● Description of the task
The full listing, start to finish: write it out again exactly.
____
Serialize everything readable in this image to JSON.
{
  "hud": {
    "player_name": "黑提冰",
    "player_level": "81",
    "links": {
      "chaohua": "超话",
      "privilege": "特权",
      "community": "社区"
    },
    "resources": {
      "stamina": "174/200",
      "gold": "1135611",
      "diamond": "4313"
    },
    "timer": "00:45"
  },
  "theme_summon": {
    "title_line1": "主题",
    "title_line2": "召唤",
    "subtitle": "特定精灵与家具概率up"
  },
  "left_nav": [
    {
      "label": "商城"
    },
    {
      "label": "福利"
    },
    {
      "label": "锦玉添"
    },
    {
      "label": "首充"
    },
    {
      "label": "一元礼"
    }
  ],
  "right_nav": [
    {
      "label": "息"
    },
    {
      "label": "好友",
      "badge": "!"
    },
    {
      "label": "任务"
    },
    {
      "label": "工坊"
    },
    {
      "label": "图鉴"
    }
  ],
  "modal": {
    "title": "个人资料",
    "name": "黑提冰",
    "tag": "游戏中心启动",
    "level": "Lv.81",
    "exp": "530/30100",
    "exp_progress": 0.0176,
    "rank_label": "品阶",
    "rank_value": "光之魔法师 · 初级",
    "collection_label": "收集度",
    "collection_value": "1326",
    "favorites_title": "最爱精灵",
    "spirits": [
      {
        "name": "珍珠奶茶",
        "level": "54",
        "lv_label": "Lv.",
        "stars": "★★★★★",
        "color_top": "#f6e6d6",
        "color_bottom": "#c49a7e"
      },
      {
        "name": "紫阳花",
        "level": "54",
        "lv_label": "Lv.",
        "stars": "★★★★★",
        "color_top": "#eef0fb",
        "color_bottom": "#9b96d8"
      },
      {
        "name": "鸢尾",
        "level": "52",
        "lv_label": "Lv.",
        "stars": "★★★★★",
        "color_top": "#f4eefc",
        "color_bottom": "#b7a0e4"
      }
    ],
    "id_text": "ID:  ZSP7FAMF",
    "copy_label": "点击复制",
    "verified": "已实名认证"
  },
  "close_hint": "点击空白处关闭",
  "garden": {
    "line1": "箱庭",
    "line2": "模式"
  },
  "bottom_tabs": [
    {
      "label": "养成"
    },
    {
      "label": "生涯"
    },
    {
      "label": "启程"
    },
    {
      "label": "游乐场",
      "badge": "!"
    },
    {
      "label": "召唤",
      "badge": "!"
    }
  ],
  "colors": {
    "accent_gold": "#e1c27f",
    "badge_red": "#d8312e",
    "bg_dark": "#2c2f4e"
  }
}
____
● Task answer
Serialize everything readable in this image to JSON.
{
  "hud": {
    "player_name": "黑提冰",
    "player_level": "81",
    "links": {
      "chaohua": "超话",
      "privilege": "特权",
      "community": "社区"
    },
    "resources": {
      "stamina": "174/200",
      "gold": "1135611",
      "diamond": "4313"
    },
    "timer": "00:45"
  },
  "theme_summon": {
    "title_line1": "主题",
    "title_line2": "召唤",
    "subtitle": "特定精灵与家具概率up"
  },
  "left_nav": [
    {
      "label": "商城"
    },
    {
      "label": "福利"
    },
    {
      "label": "锦玉添"
    },
    {
      "label": "首充"
    },
    {
      "label": "一元礼"
    }
  ],
  "right_nav": [
    {
      "label": "息"
    },
    {
      "label": "好友",
      "badge": "!"
    },
    {
      "label": "任务"
    },
    {
      "label": "工坊"
    },
    {
      "label": "图鉴"
    }
  ],
  "modal": {
    "title": "个人资料",
    "name": "黑提冰",
    "tag": "游戏中心启动",
    "level": "Lv.81",
    "exp": "530/30100",
    "exp_progress": 0.0176,
    "rank_label": "品阶",
    "rank_value": "光之魔法师 · 初级",
    "collection_label": "收集度",
    "collection_value": "1326",
    "favorites_title": "最爱精灵",
    "spirits": [
      {
        "name": "珍珠奶茶",
        "level": "54",
        "lv_label": "Lv.",
        "stars": "★★★★★",
        "color_top": "#f6e6d6",
        "color_bottom": "#c49a7e"
      },
      {
        "name": "紫阳花",
        "level": "54",
        "lv_label": "Lv.",
        "stars": "★★★★★",
        "color_top": "#eef0fb",
        "color_bottom": "#9b96d8"
      },
      {
        "name": "鸢尾",
        "level": "52",
        "lv_label": "Lv.",
        "stars": "★★★★★",
        "color_top": "#f4eefc",
        "color_bottom": "#b7a0e4"
      }
    ],
    "id_text": "ID:  ZSP7FAMF",
    "copy_label": "点击复制",
    "verified": "已实名认证"
  },
  "close_hint": "点击空白处关闭",
  "garden": {
    "line1": "箱庭",
    "line2": "模式"
  },
  "bottom_tabs": [
    {
      "label": "养成"
    },
    {
      "label": "生涯"
    },
    {
      "label": "启程"
    },
    {
      "label": "游乐场",
      "badge": "!"
    },
    {
      "label": "召唤",
      "badge": "!"
    }
  ],
  "colors": {
    "accent_gold": "#e1c27f",
    "badge_red": "#d8312e",
    "bg_dark": "#2c2f4e"
  }
}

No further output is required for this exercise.